EXTRACTED ENTRIES >>
= = = = = = =

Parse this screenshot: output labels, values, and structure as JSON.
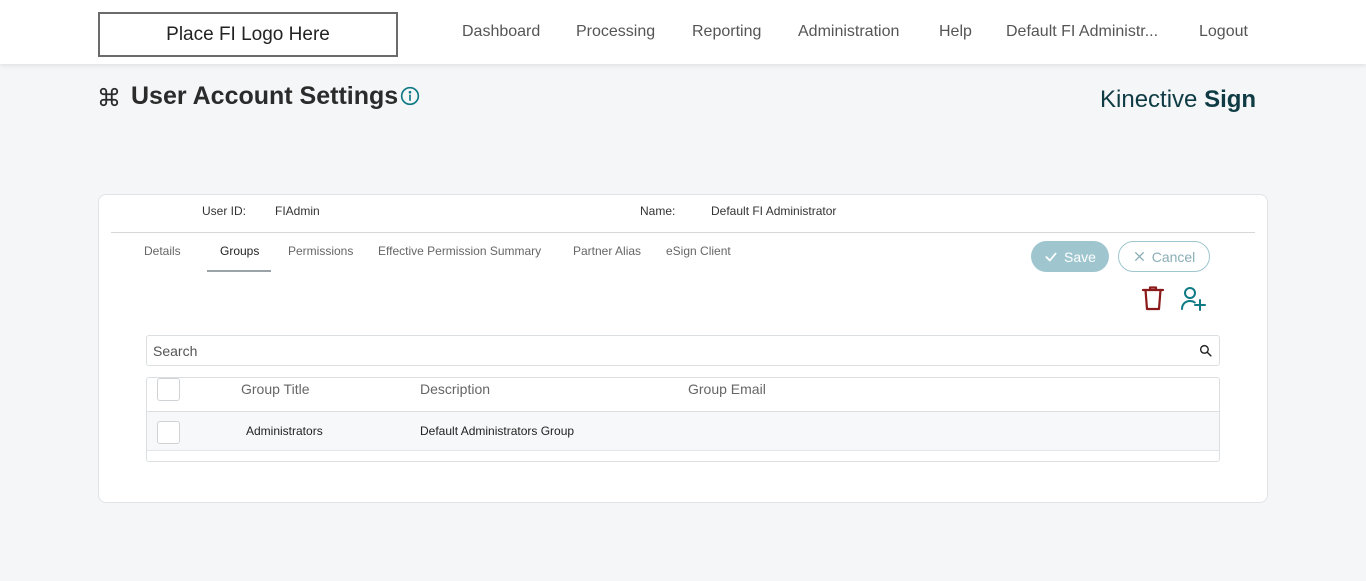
{
  "header": {
    "logo_text": "Place FI Logo Here",
    "nav": {
      "dashboard": "Dashboard",
      "processing": "Processing",
      "reporting": "Reporting",
      "administration": "Administration",
      "help": "Help",
      "user": "Default FI Administr...",
      "logout": "Logout"
    }
  },
  "page": {
    "title": "User Account Settings",
    "brand_light": "Kinective ",
    "brand_bold": "Sign"
  },
  "user": {
    "id_label": "User ID:",
    "id_value": "FIAdmin",
    "name_label": "Name:",
    "name_value": "Default FI Administrator"
  },
  "tabs": [
    "Details",
    "Groups",
    "Permissions",
    "Effective Permission Summary",
    "Partner Alias",
    "eSign Client"
  ],
  "active_tab": "Groups",
  "actions": {
    "save_label": "Save",
    "cancel_label": "Cancel"
  },
  "search": {
    "placeholder": "Search",
    "value": ""
  },
  "table": {
    "columns": [
      "Group Title",
      "Description",
      "Group Email"
    ],
    "rows": [
      {
        "title": "Administrators",
        "description": "Default Administrators Group",
        "email": "",
        "checked": false
      }
    ]
  },
  "colors": {
    "accent": "#0f7a85",
    "save_bg": "#9fc6cf",
    "delete": "#8b1a1a",
    "brand": "#0e3b44"
  },
  "icons": [
    "command-icon",
    "info-icon",
    "check-icon",
    "close-icon",
    "trash-icon",
    "add-user-icon",
    "search-icon"
  ]
}
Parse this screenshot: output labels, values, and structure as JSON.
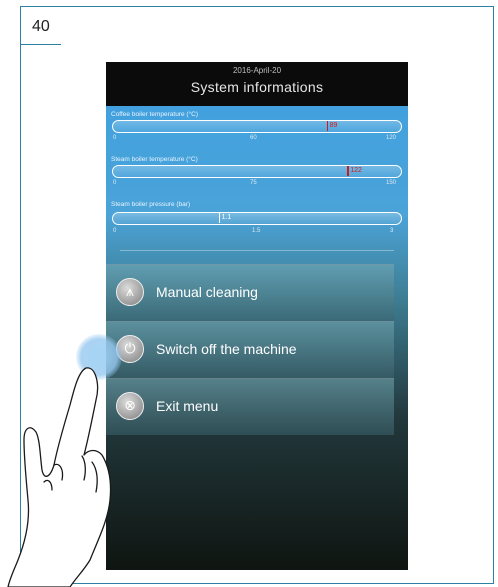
{
  "figure_number": "40",
  "screen": {
    "date": "2016-April-20",
    "title": "System informations",
    "gauges": [
      {
        "label": "Coffee boiler temperature (°C)",
        "value": 89,
        "value_text": "89",
        "min": 0,
        "max": 120,
        "mid_text": "60",
        "min_text": "0",
        "max_text": "120",
        "color": "#d01a1a"
      },
      {
        "label": "Steam boiler temperature (°C)",
        "value": 122,
        "value_text": "122",
        "min": 0,
        "max": 150,
        "mid_text": "75",
        "min_text": "0",
        "max_text": "150",
        "color": "#d01a1a"
      },
      {
        "label": "Steam boiler pressure (bar)",
        "value": 1.1,
        "value_text": "1.1",
        "min": 0,
        "max": 3,
        "mid_text": "1.5",
        "min_text": "0",
        "max_text": "3",
        "color": "#ffffff"
      }
    ],
    "menu": [
      {
        "label": "Manual cleaning",
        "icon": "shower-icon",
        "glyph": "⩚"
      },
      {
        "label": "Switch off the machine",
        "icon": "power-icon",
        "glyph": "⏻"
      },
      {
        "label": "Exit menu",
        "icon": "close-icon",
        "glyph": "⊗"
      }
    ]
  }
}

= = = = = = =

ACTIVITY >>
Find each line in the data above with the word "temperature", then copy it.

ANSWER FOR THIS EXERCISE >>
        "label": "Coffee boiler temperature (°C)",
        "label": "Steam boiler temperature (°C)",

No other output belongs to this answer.